Nearly a third of South Africa’s total of 276,242 confirmed cases — more than Italy or Germany — were recorded in the past week and almost 100,000 to date have been recorded in Gauteng, South Africa’s most populous province and home to Johannesburg. Cases in South Africa’s industrial heartland exceed Cape Town, site of the country’s first big outbreak.
As South Africa registered its first cases in March, a tough lockdown averted the kind of early devastating surge seen in European countries.
It also bought time for Africa’s biggest testing regime to be set up, with about 2m tests so far. But Mr Ramaphosa has largely had to abandon the measures as economically unsustainable, with South Africa’s already stagnant GDP forecast by the government to fall by the most in almost a century this year.
It took three months for South Africa to record its first 100,000 cases on June 22. It then hit 200,000 on July 6. The rate at which detected cases are doubling in the country, about every two weeks, implies that confirmed infections will be 1m by early August. The country’s peak may be that month or September, according to modelling carried out for the South African government.
With about 4,079 deaths to date, the relatively low fatality rate can be ascribed to a youthful population with a median age of 27.
But this will be put to the test as numbers of hospital beds and staffing come under pressure. South Africa’s “bed capacity, including all currently committed public and private-sector beds is expected to be breached in the next four weeks”, Zweli Mkhize, South Africa’s health minister, said last week.
Mr Ramaphosa said on Sunday that “we are working to further increase the number of general ward and critical beds available for Covid-19 patients” across all provinces. About 4,600 people were already hospitalised in Gauteng as of Monday.
According to doctors, public hospitals are reaching capacity and few private beds are spare. “Right now patients [who need help with oxygen] are not being admitted” to public sector hospital beds as these run short and the most serious cases are being prioritised, Lynne Wilkinson, a public health specialist in Johannesburg, said. “There are no beds for them, they are in corridors,” she added.
As a result, volunteers, including Ms Wilkinson, are working on converting the Nasrec convention centre just outside Soweto into South Africa’s biggest field hospital yet.
About 800 beds are being added to 450 in the site’s existing quarantine facility. The beds will eventually have piped oxygen but it is needed now, Ms Wilkinson said, and the volunteers are asking South Africans to donate oxygen concentrator equipment to fill the gap.
Even as cases surge in the city, the kit is scarce she said. “Suppliers tell us they’ve been bought out by private individuals” who think that they might need oxygen at home, she said. “That is why there aren’t any in Joburg. It’s crazy.”
About one in 10 of the city’s cases to date are in Soweto, the city’s biggest hotspot, repeating a pattern seen in Cape Town, where the poorest townships have been hardest hit. Social distancing is difficult in informal shack settlements or single-room houses that might be home to whole families.

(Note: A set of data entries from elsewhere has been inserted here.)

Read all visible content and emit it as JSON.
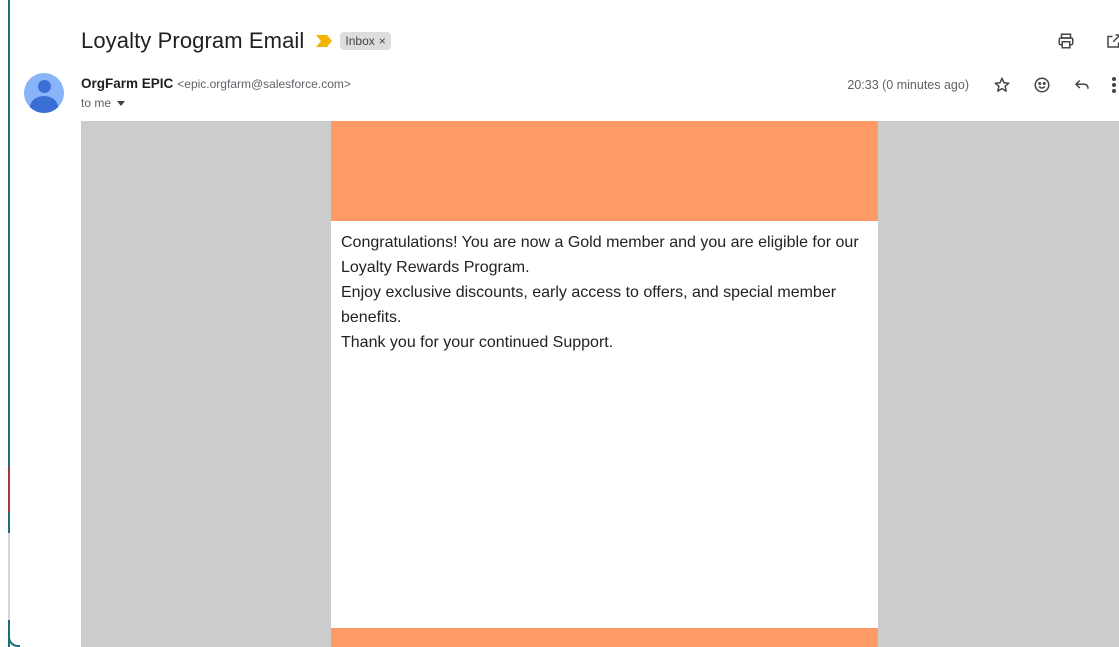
{
  "email": {
    "subject": "Loyalty Program Email",
    "label": "Inbox",
    "label_remove": "×",
    "sender_name": "OrgFarm EPIC",
    "sender_email": "<epic.orgfarm@salesforce.com>",
    "recipient": "to me",
    "timestamp": "20:33 (0 minutes ago)"
  },
  "body": {
    "line1": "Congratulations! You are now a Gold member and you are eligible for our Loyalty Rewards Program.",
    "line2": "Enjoy exclusive discounts, early access to offers, and special member benefits.",
    "line3": "Thank you for your continued Support."
  },
  "colors": {
    "banner": "#ff9966",
    "canvas": "#cccccc",
    "importance": "#f4b400",
    "avatar_bg": "#8ab4f8",
    "avatar_fg": "#3b6fd6"
  },
  "icons": {
    "print": "print-icon",
    "open_new": "open-in-new-window-icon",
    "star": "star-icon",
    "emoji": "emoji-reaction-icon",
    "reply": "reply-icon",
    "more": "more-vertical-icon",
    "importance": "importance-marker-icon",
    "avatar": "default-avatar-icon"
  }
}
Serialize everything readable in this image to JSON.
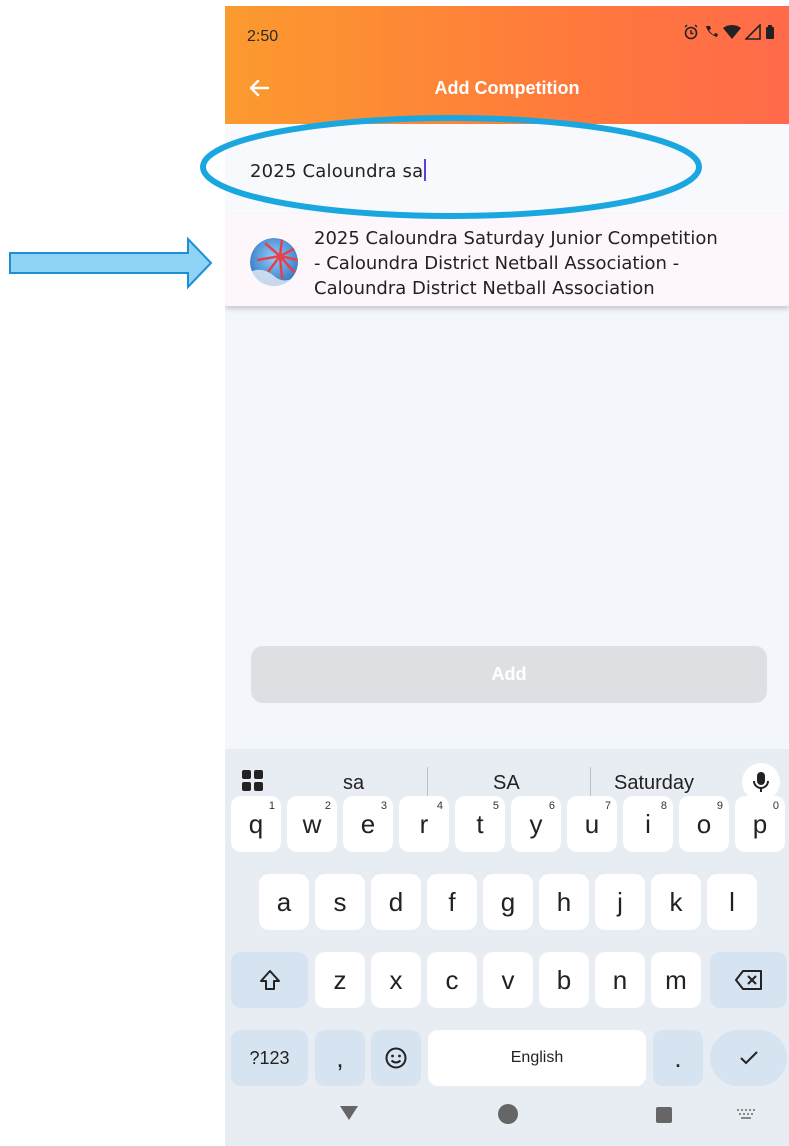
{
  "status_bar": {
    "time": "2:50",
    "icons": [
      "alarm-icon",
      "call-icon",
      "wifi-icon",
      "signal-icon",
      "battery-icon"
    ]
  },
  "appbar": {
    "title": "Add Competition",
    "back_icon": "back-arrow-icon"
  },
  "search": {
    "value": "2025 Caloundra sa"
  },
  "suggestion": {
    "lines": [
      "2025 Caloundra Saturday Junior Competition",
      "- Caloundra District Netball Association -",
      "Caloundra District Netball Association"
    ]
  },
  "add_button": {
    "label": "Add"
  },
  "keyboard": {
    "suggestions": [
      "sa",
      "SA",
      "Saturday"
    ],
    "row1": [
      {
        "k": "q",
        "s": "1"
      },
      {
        "k": "w",
        "s": "2"
      },
      {
        "k": "e",
        "s": "3"
      },
      {
        "k": "r",
        "s": "4"
      },
      {
        "k": "t",
        "s": "5"
      },
      {
        "k": "y",
        "s": "6"
      },
      {
        "k": "u",
        "s": "7"
      },
      {
        "k": "i",
        "s": "8"
      },
      {
        "k": "o",
        "s": "9"
      },
      {
        "k": "p",
        "s": "0"
      }
    ],
    "row2": [
      "a",
      "s",
      "d",
      "f",
      "g",
      "h",
      "j",
      "k",
      "l"
    ],
    "row3": [
      "z",
      "x",
      "c",
      "v",
      "b",
      "n",
      "m"
    ],
    "symbols_label": "?123",
    "comma_label": ",",
    "space_label": "English",
    "period_label": "."
  },
  "colors": {
    "appbar_start": "#fb9a2e",
    "appbar_end": "#ff6a4a",
    "annotation": "#1aa7e0"
  }
}
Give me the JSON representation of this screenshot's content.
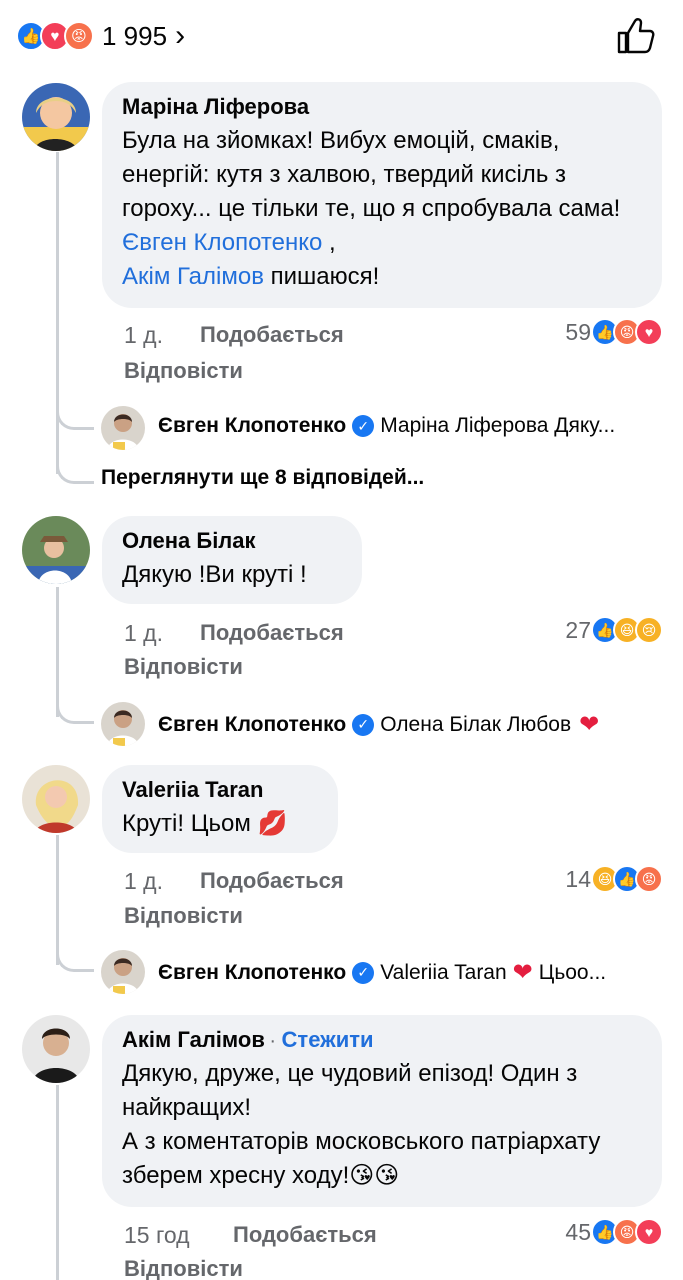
{
  "summary": {
    "reaction_icons": [
      "like-icon",
      "love-icon",
      "angry-icon"
    ],
    "count": "1 995",
    "chevron": "›"
  },
  "comments": [
    {
      "author": "Маріна Ліферова",
      "text_before": "Була на зйомках! Вибух емоцій, смаків, енергій: кутя з халвою, твердий кисіль з гороху...  це тільки те, що я спробувала сама! ",
      "mention1": "Євген Клопотенко",
      "text_mid": " ,",
      "mention2": "Акім Галімов",
      "text_after": "  пишаюся!",
      "time": "1 д.",
      "like": "Подобається",
      "reply": "Відповісти",
      "react_count": "59",
      "reaction_icons": [
        "like-icon",
        "angry-icon",
        "love-icon"
      ],
      "reply_preview": {
        "name": "Євген Клопотенко",
        "text": "Маріна Ліферова Дяку..."
      },
      "more_replies": "Переглянути ще 8 відповідей..."
    },
    {
      "author": "Олена Білак",
      "text": "Дякую !Ви круті !",
      "time": "1 д.",
      "like": "Подобається",
      "reply": "Відповісти",
      "react_count": "27",
      "reaction_icons": [
        "like-icon",
        "haha-icon",
        "sad-icon"
      ],
      "reply_preview": {
        "name": "Євген Клопотенко",
        "text": "Олена Білак Любов"
      }
    },
    {
      "author": "Valeriia Taran",
      "text": "Круті! Цьом",
      "time": "1 д.",
      "like": "Подобається",
      "reply": "Відповісти",
      "react_count": "14",
      "reaction_icons": [
        "haha-icon",
        "like-icon",
        "angry-icon"
      ],
      "reply_preview": {
        "name": "Євген Клопотенко",
        "text_before": "Valeriia Taran",
        "text_after": "Цьоо..."
      }
    },
    {
      "author": "Акім Галімов",
      "follow": "Стежити",
      "text": "Дякую, друже, це чудовий епізод! Один з найкращих!\nА з коментаторів московського патріархату зберем хресну ходу!",
      "time": "15 год",
      "like": "Подобається",
      "reply": "Відповісти",
      "react_count": "45",
      "reaction_icons": [
        "like-icon",
        "angry-icon",
        "love-icon"
      ]
    }
  ],
  "colors": {
    "like": "#1877f2",
    "love": "#f33e58",
    "angry": "#f7714c",
    "haha": "#f7b125",
    "mention": "#216fdb",
    "bubble": "#f0f2f5",
    "meta": "#65676b"
  }
}
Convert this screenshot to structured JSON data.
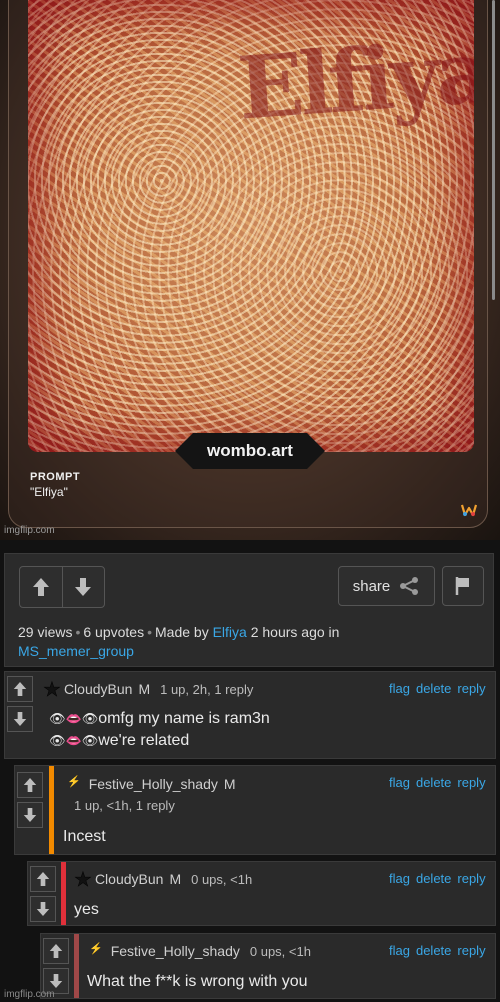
{
  "meme": {
    "art_word": "Elfiya",
    "badge": "wombo.art",
    "prompt_label": "PROMPT",
    "prompt_value": "\"Elfiya\"",
    "watermark": "imgflip.com"
  },
  "post": {
    "share_label": "share",
    "views": "29 views",
    "upvotes": "6 upvotes",
    "made_by_prefix": "Made by",
    "author": "Elfiya",
    "time_in": "2 hours ago in",
    "stream": "MS_memer_group"
  },
  "comments": [
    {
      "user": "CloudyBun",
      "mod": "M",
      "meta": "1 up, 2h, 1 reply",
      "text_line1": "omfg my name is ram3n",
      "text_line2": "we're related",
      "emoji_line1": "👁👄👁",
      "emoji_line2": "👁👄👁"
    },
    {
      "user": "Festive_Holly_shady",
      "mod": "M",
      "meta": "1 up, <1h, 1 reply",
      "text": "Incest",
      "accent": "#f28a00"
    },
    {
      "user": "CloudyBun",
      "mod": "M",
      "meta": "0 ups, <1h",
      "text": "yes",
      "accent": "#e0303a"
    },
    {
      "user": "Festive_Holly_shady",
      "meta": "0 ups, <1h",
      "text": "What the f**k is wrong with you",
      "accent": "#a04848"
    }
  ],
  "actions": {
    "flag": "flag",
    "delete": "delete",
    "reply": "reply"
  },
  "footer": {
    "watermark": "imgflip.com"
  },
  "colors": {
    "link": "#3aa7e6",
    "accent_orange": "#f28a00",
    "accent_red": "#e0303a",
    "accent_dark_red": "#a04848"
  }
}
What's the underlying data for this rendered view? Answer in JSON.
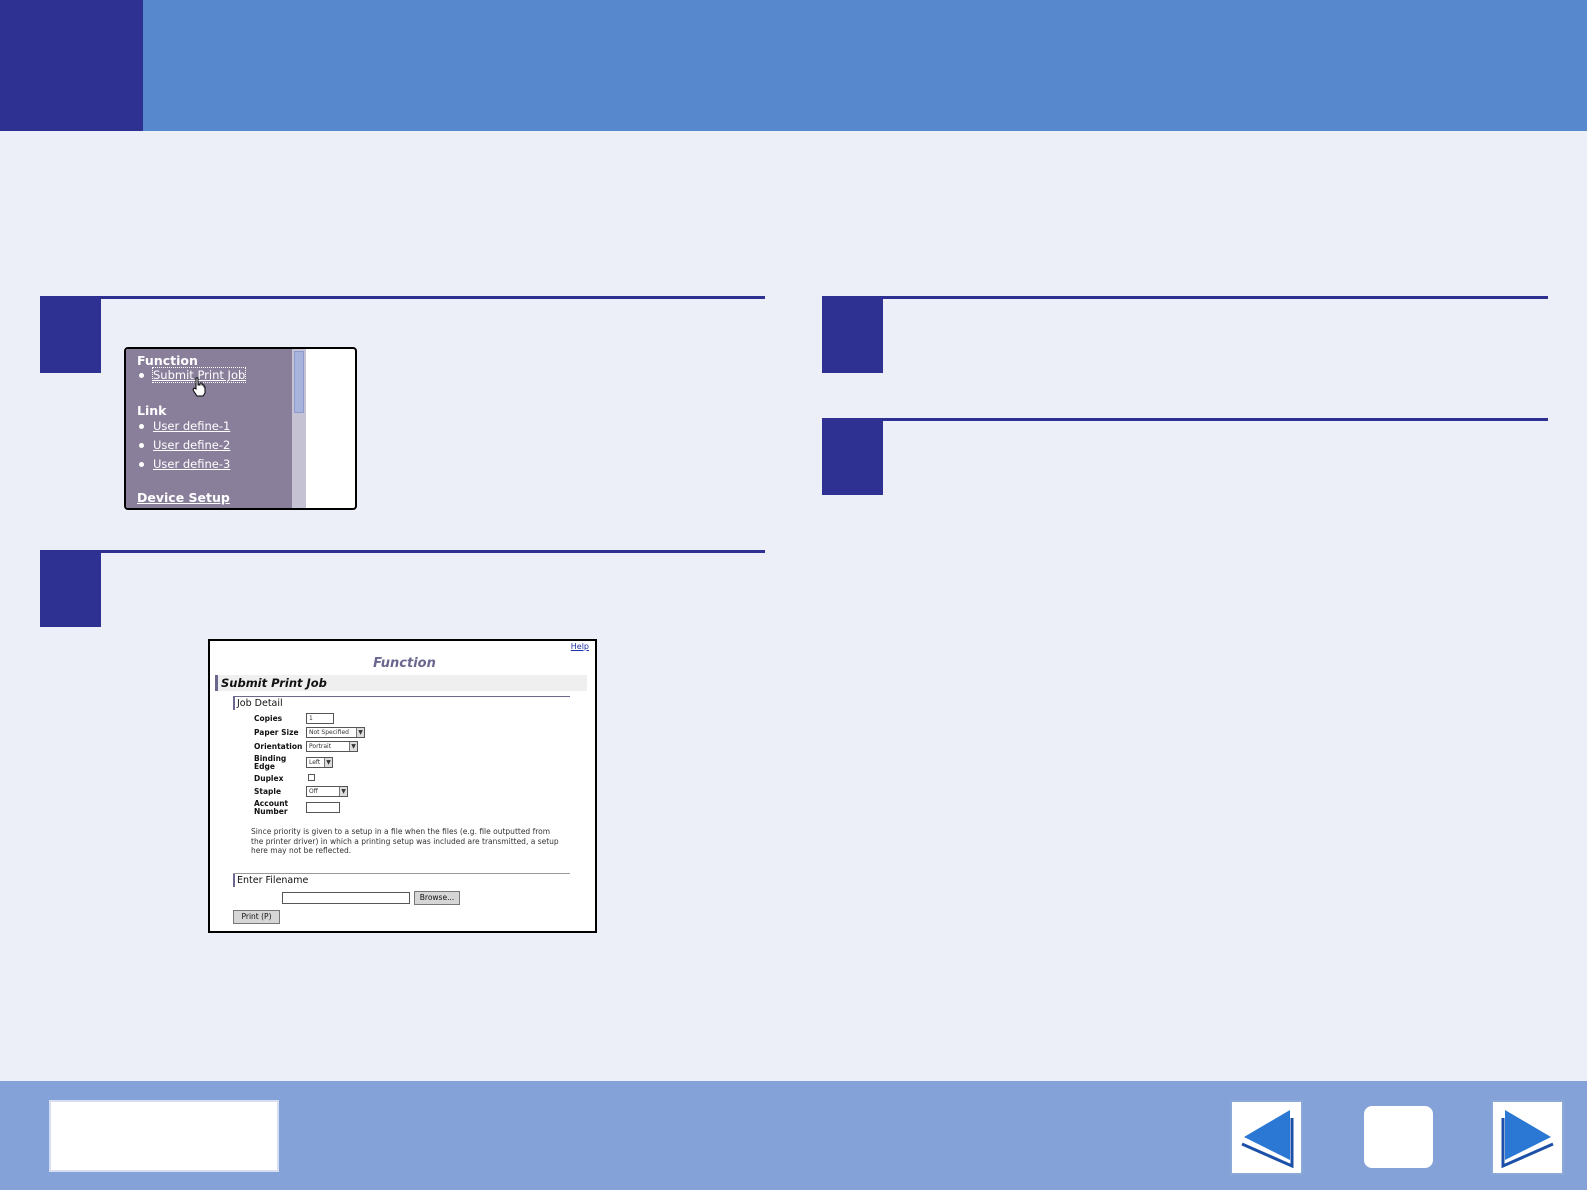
{
  "menu_screenshot": {
    "function_heading": "Function",
    "function_items": [
      "Submit Print Job"
    ],
    "link_heading": "Link",
    "link_items": [
      "User define-1",
      "User define-2",
      "User define-3"
    ],
    "device_setup": "Device Setup"
  },
  "submit_screenshot": {
    "help_link": "Help",
    "title": "Function",
    "page_heading": "Submit Print Job",
    "job_detail_heading": "Job Detail",
    "fields": {
      "copies_label": "Copies",
      "copies_value": "1",
      "paper_size_label": "Paper Size",
      "paper_size_value": "Not Specified",
      "orientation_label": "Orientation",
      "orientation_value": "Portrait",
      "binding_edge_label_1": "Binding",
      "binding_edge_label_2": "Edge",
      "binding_edge_value": "Left",
      "duplex_label": "Duplex",
      "staple_label": "Staple",
      "staple_value": "Off",
      "account_number_label_1": "Account",
      "account_number_label_2": "Number"
    },
    "note": "Since priority is given to a setup in a file when the files (e.g. file outputted from the printer driver) in which a printing setup was included are transmitted, a setup here may not be reflected.",
    "enter_filename_heading": "Enter Filename",
    "browse_button": "Browse...",
    "print_button": "Print (P)"
  },
  "icons": {
    "back": "triangle-left-icon",
    "home": "home-icon",
    "forward": "triangle-right-icon",
    "cursor": "hand-pointer-icon"
  },
  "colors": {
    "header": "#5787cc",
    "accent": "#2e3192",
    "background": "#eceff8",
    "footer": "#85a2d8",
    "nav_arrow": "#2b78d4"
  }
}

Even as Mr Ramaphosa implored South Africans to wear masks and warned of the dangers of infection in confined spaces, he loosened rules for how many people can travel on minibus taxis, the main mode of transport in townships.
This shows that “managing this kind of health crisis in South Africa was always going to be an almost impossible task”, Sithembile Mbete, a University of Pretoria political scientist, said.
“For me, inequality is the biggest comorbidity for this disease . . . you are trying to manage a crisis for three different countries in one,” she added.
In the streets of Soweto, the enormity of the surge may not have dawned on everyone. Even if people wore masks at his supermarket, they might then have to get on to packed taxi minibuses where others might not wear them, Prince said. It was difficult to enforce, he added. “If you don’t have coronavirus, you don’t think that this thing is alive — and that it is going to kill you.”